Your assignment
Each line of the material should be output exactly as shown.

[Start of section]

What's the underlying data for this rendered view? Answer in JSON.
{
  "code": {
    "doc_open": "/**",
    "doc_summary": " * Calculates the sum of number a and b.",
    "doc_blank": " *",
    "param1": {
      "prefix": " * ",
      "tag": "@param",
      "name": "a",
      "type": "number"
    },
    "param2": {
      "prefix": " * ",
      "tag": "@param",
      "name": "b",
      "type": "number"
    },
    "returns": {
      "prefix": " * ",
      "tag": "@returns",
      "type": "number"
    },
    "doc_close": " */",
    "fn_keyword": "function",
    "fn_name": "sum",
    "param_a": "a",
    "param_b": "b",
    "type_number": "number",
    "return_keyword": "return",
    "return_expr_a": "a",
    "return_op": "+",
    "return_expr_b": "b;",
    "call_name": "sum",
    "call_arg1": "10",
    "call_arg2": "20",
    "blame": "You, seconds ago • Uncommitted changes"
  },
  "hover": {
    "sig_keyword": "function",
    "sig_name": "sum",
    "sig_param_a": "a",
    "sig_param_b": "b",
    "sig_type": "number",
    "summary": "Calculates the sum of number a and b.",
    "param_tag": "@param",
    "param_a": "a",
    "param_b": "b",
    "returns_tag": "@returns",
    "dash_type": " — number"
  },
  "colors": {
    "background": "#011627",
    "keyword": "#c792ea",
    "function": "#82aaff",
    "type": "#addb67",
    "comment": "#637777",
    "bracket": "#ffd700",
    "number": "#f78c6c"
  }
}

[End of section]

Solved exercise
What's the underlying data for this rendered view? Answer in JSON.
{
  "code": {
    "doc_open": "/**",
    "doc_summary": " * Calculates the sum of number a and b.",
    "doc_blank": " *",
    "param1": {
      "prefix": " * ",
      "tag": "@param",
      "name": "a",
      "type": "number"
    },
    "param2": {
      "prefix": " * ",
      "tag": "@param",
      "name": "b",
      "type": "number"
    },
    "returns": {
      "prefix": " * ",
      "tag": "@returns",
      "type": "number"
    },
    "doc_close": " */",
    "fn_keyword": "function",
    "fn_name": "sum",
    "param_a": "a",
    "param_b": "b",
    "type_number": "number",
    "return_keyword": "return",
    "return_expr_a": "a",
    "return_op": "+",
    "return_expr_b": "b;",
    "call_name": "sum",
    "call_arg1": "10",
    "call_arg2": "20",
    "blame": "You, seconds ago • Uncommitted changes"
  },
  "hover": {
    "sig_keyword": "function",
    "sig_name": "sum",
    "sig_param_a": "a",
    "sig_param_b": "b",
    "sig_type": "number",
    "summary": "Calculates the sum of number a and b.",
    "param_tag": "@param",
    "param_a": "a",
    "param_b": "b",
    "returns_tag": "@returns",
    "dash_type": " — number"
  },
  "colors": {
    "background": "#011627",
    "keyword": "#c792ea",
    "function": "#82aaff",
    "type": "#addb67",
    "comment": "#637777",
    "bracket": "#ffd700",
    "number": "#f78c6c"
  }
}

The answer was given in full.